Here’s how the war in Ukraine will impact the Israeli economy

Imports, gas and high-tech outsourcing are bound to be impacted by the ongoing war between Ukraine and Russia

  General view of the gas station near the border between Ukraine and Poland in the settlement of Drozdovychi, 120 km (75 miles) west of Lviv, January 12, 2009 (photo credit: Vitaliy Hrabar/Reuters)
General view of the gas station near the border between Ukraine and Poland in the settlement of Drozdovychi, 120 km (75 miles) west of Lviv, January 12, 2009
(photo credit: Vitaliy Hrabar/Reuters)

The war between Russia and Ukraine stands to have a major effect on the global economy, and there is much discussion of strict sanctions being placed on the aggressing superpower. Meanwhile, the Israeli economy also stands to be affected by the conflict in a variety of ways.

Food imports will take a hit

Israel and Ukraine have fostered an import-heavy relationship over the years. In 2020, Israel imported more than $150 million dollars of goods from Ukraine, with a heavy emphasis on food. More than $70m. went toward the import of oils, dairy, eggs and grains, according to

During a visit to Israel earlier this month, Ukrainian Deputy Foreign Minister Emine Dzhaparova said that Ukraine was the source of half of the grains imported into Israel.

“Cut your bread supply in half to understand how Israel will be affected,” she said. “In case of an escalation, the State of Israel will be directly affected.”

Furthermore, Ukraine is responsible for a large portion of construction material imports into Israel. In 2018, Israel imported more than $175m. worth of iron and steel. As a result, the Israeli construction industry stands to suffer a blow from the ongoing conflict.

Hi-tech companies will lose valuable outsourced labor

A significant chunk of the Start-Up Nation’s labor force is based in Ukraine, as cheaper wages, a lack of time zone-related complications and exceptional hi-tech talent have led companies to outsource their work to the Eastern European nation.

Grain field (credit: INGIMAGE)
Grain field (credit: INGIMAGE)

“You don’t need to be too smart to see that something is happening, something’s going to happen,” said Yair Tal, CEO at Blend, an Israel-based start-up that provides localization services to businesses around the world. “It’s going to affect lots of Israeli hi-tech companies that are really relying on teams in Ukraine to develop and support their day to day business.”


Over the past few weeks, hi-tech companies have scrambled to prepare for war in Ukraine, either by finding redundancies to support themselves in case of a loss of labor power, or by relocating their Ukraine-based teams elsewhere.

Aliona Bekariuk, senior risk operation team leader at EverC, was responsible for moving her team out of the endangered capital just 8 days before Russia’s invasion.

“Our Kyiv office has been offered several options: to relocate to Warsaw – a lot of people from my team are there and are still going – or to relocate to other locations, other western cities in Ukraine or other countries elsewhere.

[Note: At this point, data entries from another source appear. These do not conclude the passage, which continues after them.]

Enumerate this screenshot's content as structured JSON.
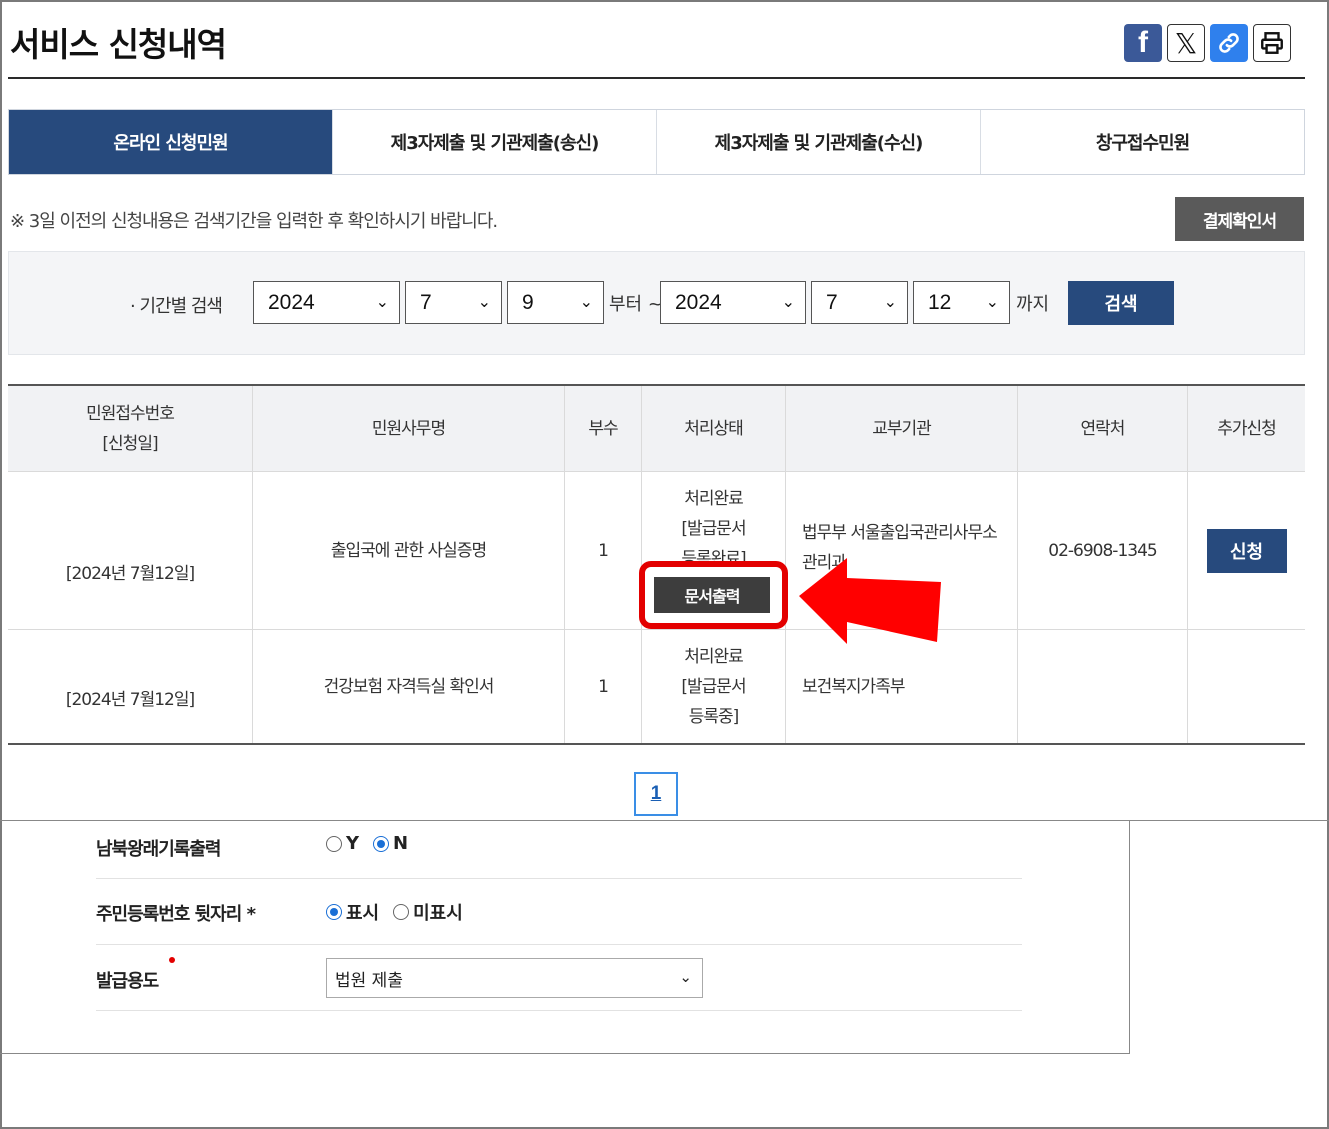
{
  "page": {
    "title": "서비스 신청내역"
  },
  "share": {
    "facebook": "f",
    "x": "𝕏"
  },
  "tabs": [
    {
      "label": "온라인 신청민원",
      "active": true
    },
    {
      "label": "제3자제출 및 기관제출(송신)",
      "active": false
    },
    {
      "label": "제3자제출 및 기관제출(수신)",
      "active": false
    },
    {
      "label": "창구접수민원",
      "active": false
    }
  ],
  "notice": "※ 3일 이전의 신청내용은 검색기간을 입력한 후 확인하시기 바랍니다.",
  "receipt_button": "결제확인서",
  "search": {
    "label": "· 기간별 검색",
    "from": {
      "year": "2024",
      "month": "7",
      "day": "9"
    },
    "from_text": "부터 ~",
    "to": {
      "year": "2024",
      "month": "7",
      "day": "12"
    },
    "to_text": "까지",
    "button": "검색"
  },
  "table": {
    "headers": [
      "민원접수번호",
      "[신청일]",
      "민원사무명",
      "부수",
      "처리상태",
      "교부기관",
      "연락처",
      "추가신청"
    ],
    "rows": [
      {
        "date": "[2024년 7월12일]",
        "name": "출입국에 관한 사실증명",
        "copies": "1",
        "status": [
          "처리완료",
          "[발급문서",
          "등록완료]"
        ],
        "agency": [
          "법무부 서울출입국관리사무소",
          "관리과"
        ],
        "contact": "02-6908-1345",
        "apply": "신청",
        "print": "문서출력"
      },
      {
        "date": "[2024년 7월12일]",
        "name": "건강보험 자격득실 확인서",
        "copies": "1",
        "status": [
          "처리완료",
          "[발급문서",
          "등록중]"
        ],
        "agency": [
          "보건복지가족부"
        ],
        "contact": "",
        "apply": ""
      }
    ]
  },
  "pagination": {
    "current": "1"
  },
  "form": {
    "north_south": {
      "label": "남북왕래기록출력",
      "options": [
        "Y",
        "N"
      ],
      "selected": "N"
    },
    "rrn_back": {
      "label": "주민등록번호 뒷자리 *",
      "options": [
        "표시",
        "미표시"
      ],
      "selected": "표시"
    },
    "purpose": {
      "label": "발급용도",
      "value": "법원 제출"
    }
  },
  "colors": {
    "primary": "#274a7d",
    "highlight": "#e30000",
    "dark_button": "#3d3d3d"
  }
}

Wherever we can get the tickets, because it’s tough getting the tickets anywhere right now.”

Gas prices will climb even higher

Gas prices throughout Europe are expected to skyrocket due to Russia’s position as a key source of oil. The price per barrel of oil is currently over $100 for the first time since September 2014.

Gasoline prices in Israel were recently raised by NIS 0.34 per liter as of February 1 in response to supply chain complications. This latest development will only add more (increasingly expensive) fuel to the fire.

“Oil prices went through the roof. We’re talking about oil prices going to $103 a barrel,” said Dr. Alexander Coman from the Faculty of Management at Tel Aviv University. “This is dramatic, and we will have to pay for it at the gas station, and in the cost of electricity. In Israel, we pay particularly more because 60% of what we pay for gasoline is taxes, so everything is amplified dramatically.

“In the long term, this is an opportunity for Israel,” he added, stating that it could promote development of a gas line that was announced last year which would take “Egyptian, Israeli and perhaps Saudi gas through Cyprus to Western Europe in order to bypass the monopoly of Russian gas,” which could revolutionize the gas economy in the long term. “That’s a good opportunity for a future when Europe will not need to hedge its dependence on Russian gas.”

Before that can happen, however, Israelis will have to survive the incoming wave of financial trials.